INSTRUCTIONS TO FOLLOW: In the listing below, locate the lines bearing the word "time". Copy every one of them.

INFORMATION SUPPLIED:

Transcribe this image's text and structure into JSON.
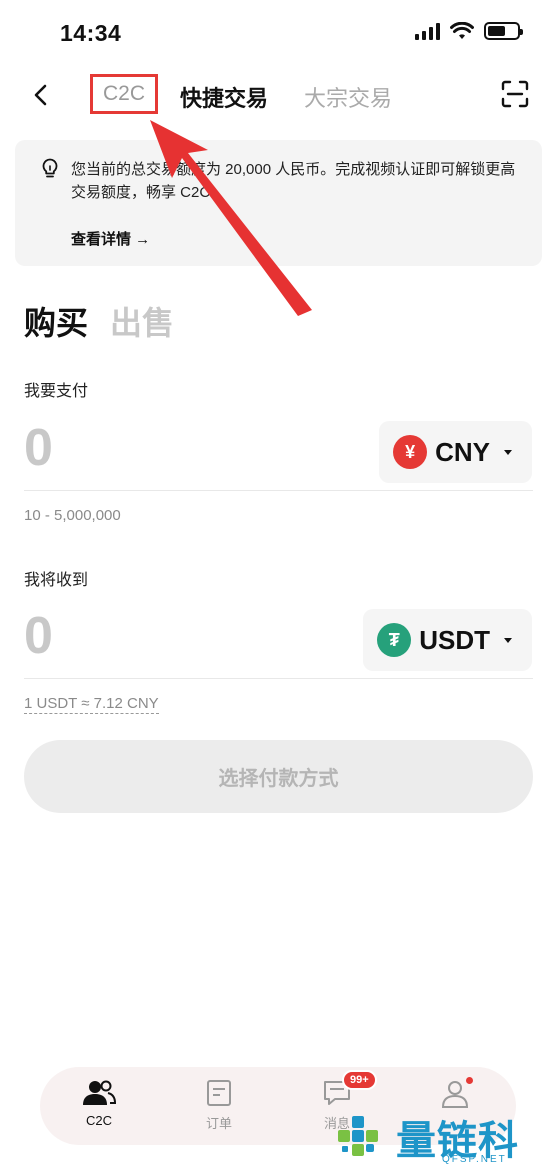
{
  "status_bar": {
    "time": "14:34"
  },
  "nav": {
    "tabs": [
      {
        "label": "C2C"
      },
      {
        "label": "快捷交易"
      },
      {
        "label": "大宗交易"
      }
    ]
  },
  "notice": {
    "text": "您当前的总交易额度为 20,000 人民币。完成视频认证即可解锁更高交易额度，畅享 C2C。",
    "link": "查看详情 →"
  },
  "trade": {
    "tabs": {
      "buy": "购买",
      "sell": "出售"
    },
    "pay": {
      "label": "我要支付",
      "amount": "0",
      "currency": "CNY",
      "currency_symbol": "¥",
      "range": "10 - 5,000,000"
    },
    "receive": {
      "label": "我将收到",
      "amount": "0",
      "currency": "USDT",
      "currency_symbol": "₮",
      "rate": "1 USDT ≈ 7.12 CNY"
    },
    "cta": "选择付款方式"
  },
  "bottom_nav": {
    "items": [
      {
        "label": "C2C",
        "icon": "users-icon"
      },
      {
        "label": "订单",
        "icon": "orders-icon"
      },
      {
        "label": "消息",
        "icon": "message-icon",
        "badge": "99+"
      },
      {
        "label": "",
        "icon": "profile-icon"
      }
    ]
  },
  "watermark": {
    "text": "量链科技",
    "url": "QFSP.NET"
  },
  "colors": {
    "highlight": "#e53935",
    "cny": "#e53935",
    "usdt": "#26a17b",
    "watermark": "#1e95c8"
  }
}
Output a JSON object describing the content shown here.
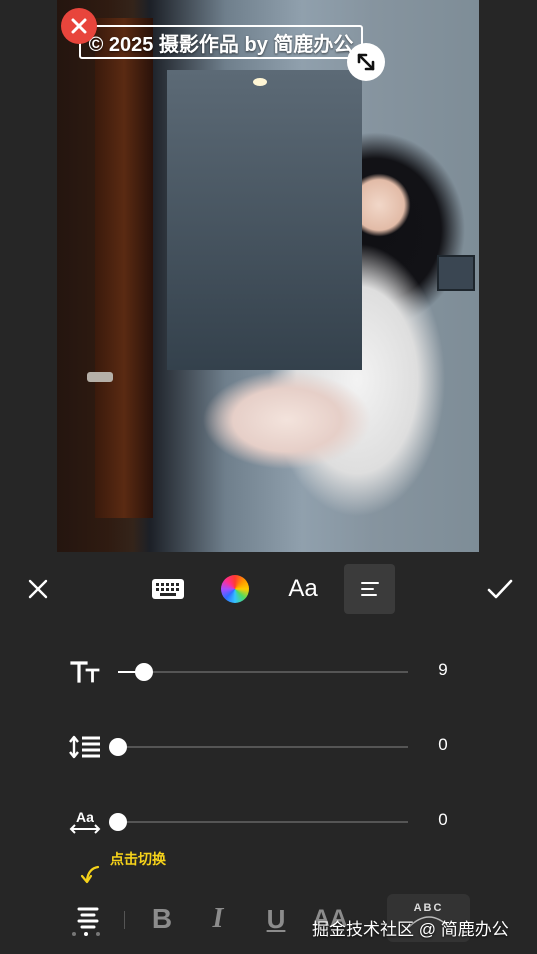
{
  "canvas": {
    "watermark_text": "© 2025 摄影作品 by 简鹿办公",
    "delete_icon": "close-x-icon",
    "resize_icon": "diagonal-resize-icon"
  },
  "toolbar": {
    "close_icon": "close-icon",
    "keyboard_icon": "keyboard-icon",
    "color_icon": "color-wheel-icon",
    "font_label": "Aa",
    "align_icon": "align-left-icon",
    "confirm_icon": "checkmark-icon"
  },
  "sliders": [
    {
      "icon": "font-size-icon",
      "value": "9",
      "level": 0.09
    },
    {
      "icon": "line-spacing-icon",
      "value": "0",
      "level": 0
    },
    {
      "icon": "letter-spacing-icon",
      "icon_text": "Aa",
      "value": "0",
      "level": 0
    }
  ],
  "hint": {
    "text": "点击切换",
    "color": "#f5d21a"
  },
  "format_bar": {
    "bold_label": "B",
    "italic_label": "I",
    "underline_label": "U",
    "case_label": "AA",
    "arc_label": "ABC"
  },
  "credit": "掘金技术社区 @ 简鹿办公",
  "colors": {
    "background": "#262626",
    "accent_delete": "#e8453c",
    "hint": "#f5d21a"
  }
}
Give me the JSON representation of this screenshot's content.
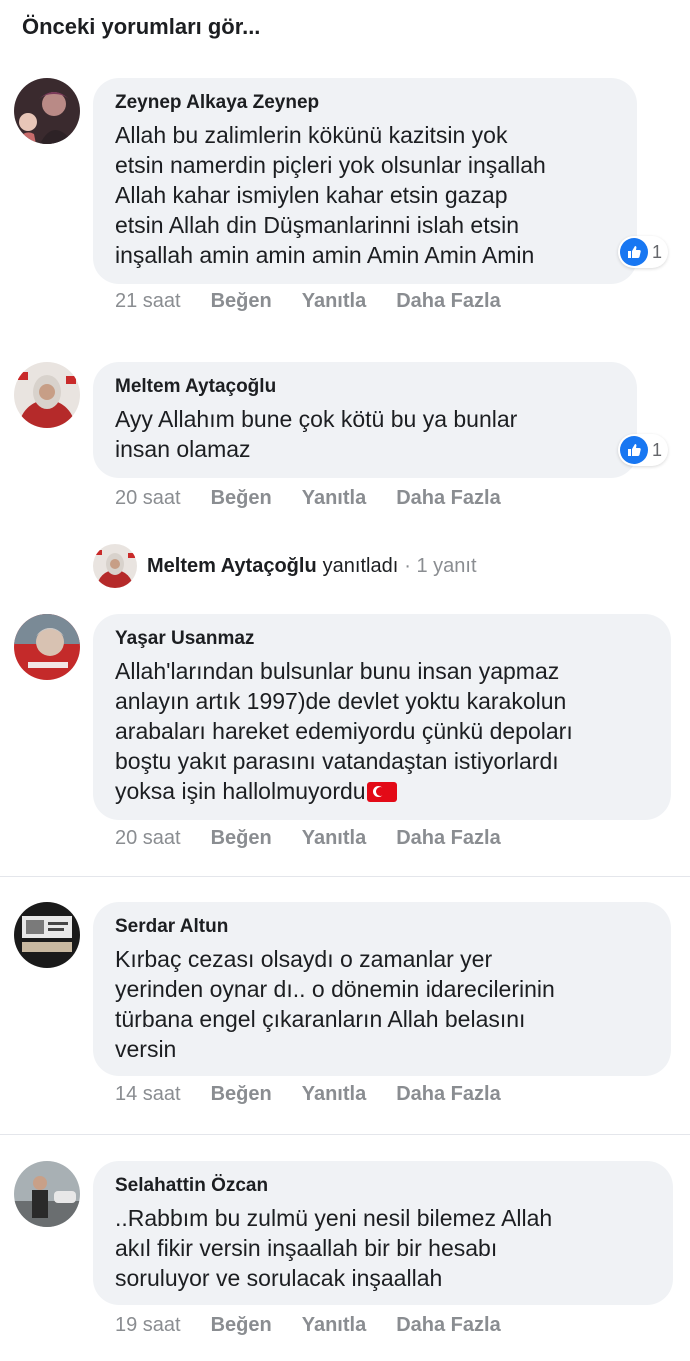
{
  "top_link": "Önceki yorumları gör...",
  "comments": [
    {
      "author": "Zeynep Alkaya Zeynep",
      "text": "Allah bu zalimlerin kökünü kazitsin yok\netsin namerdin piçleri yok olsunlar inşallah\nAllah kahar ismiylen kahar etsin gazap\netsin Allah din Düşmanlarinni islah etsin\ninşallah amin amin amin Amin Amin Amin",
      "reaction_count": "1",
      "time": "21 saat",
      "like": "Beğen",
      "reply": "Yanıtla",
      "more": "Daha Fazla"
    },
    {
      "author": "Meltem Aytaçoğlu",
      "text": "Ayy Allahım bune çok kötü bu ya bunlar\ninsan olamaz",
      "reaction_count": "1",
      "time": "20 saat",
      "like": "Beğen",
      "reply": "Yanıtla",
      "more": "Daha Fazla"
    },
    {
      "author": "Yaşar Usanmaz",
      "text": "Allah'larından bulsunlar bunu insan yapmaz\nanlayın artık 1997)de devlet yoktu karakolun\narabaları hareket edemiyordu çünkü depoları\nboştu yakıt parasını vatandaştan istiyorlardı\nyoksa işin hallolmuyordu",
      "time": "20 saat",
      "like": "Beğen",
      "reply": "Yanıtla",
      "more": "Daha Fazla"
    },
    {
      "author": "Serdar Altun",
      "text": "Kırbaç cezası olsaydı o zamanlar yer\nyerinden oynar dı.. o dönemin idarecilerinin\ntürbana engel çıkaranların Allah belasını\nversin",
      "time": "14 saat",
      "like": "Beğen",
      "reply": "Yanıtla",
      "more": "Daha Fazla"
    },
    {
      "author": "Selahattin Özcan",
      "text": "..Rabbım bu zulmü yeni nesil bilemez Allah\nakıl fikir versin inşaallah bir bir hesabı\nsoruluyor ve sorulacak inşaallah",
      "time": "19 saat",
      "like": "Beğen",
      "reply": "Yanıtla",
      "more": "Daha Fazla"
    }
  ],
  "replies_row": {
    "name": "Meltem Aytaçoğlu",
    "verb": "yanıtladı",
    "count": "· 1 yanıt"
  },
  "colors": {
    "bubble": "#f0f2f5",
    "like_blue": "#1877f2",
    "meta_gray": "#8a8d91"
  },
  "icons": [
    "like-icon",
    "turkish-flag-emoji"
  ]
}
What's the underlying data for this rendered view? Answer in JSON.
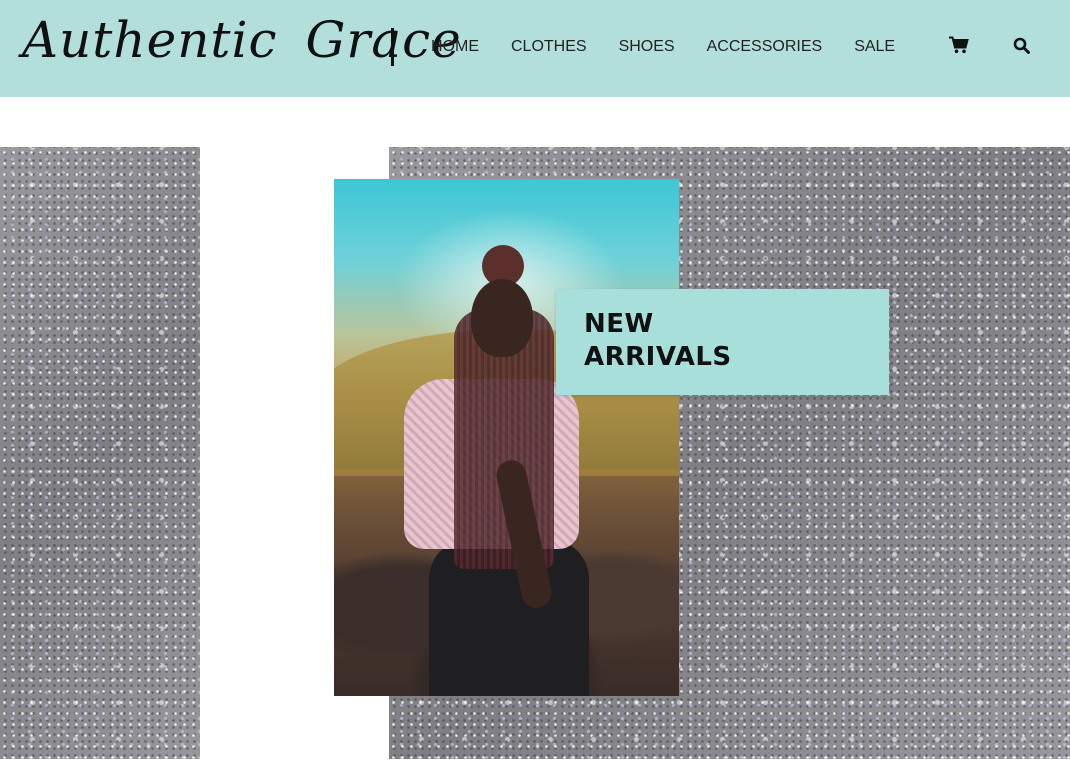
{
  "header": {
    "logo": {
      "word1": "Authentic",
      "word2": "Grace"
    },
    "nav": [
      {
        "label": "HOME"
      },
      {
        "label": "CLOTHES"
      },
      {
        "label": "SHOES"
      },
      {
        "label": "ACCESSORIES"
      },
      {
        "label": "SALE"
      }
    ],
    "icons": {
      "cart": "cart-icon",
      "search": "search-icon"
    }
  },
  "hero": {
    "badge": {
      "line1": "NEW",
      "line2": "ARRIVALS"
    },
    "image": "woman-with-braids-photo"
  },
  "colors": {
    "header_bg": "#b2dfdc",
    "badge_bg": "#a9dfdb",
    "glitter": "#8c8c8f",
    "text": "#111111"
  }
}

SOLUTION BELOW:
    "time": "14:34"
      "time": "21 saat",
      "time": "20 saat",
      "time": "20 saat",
      "time": "14 saat",
      "time": "19 saat",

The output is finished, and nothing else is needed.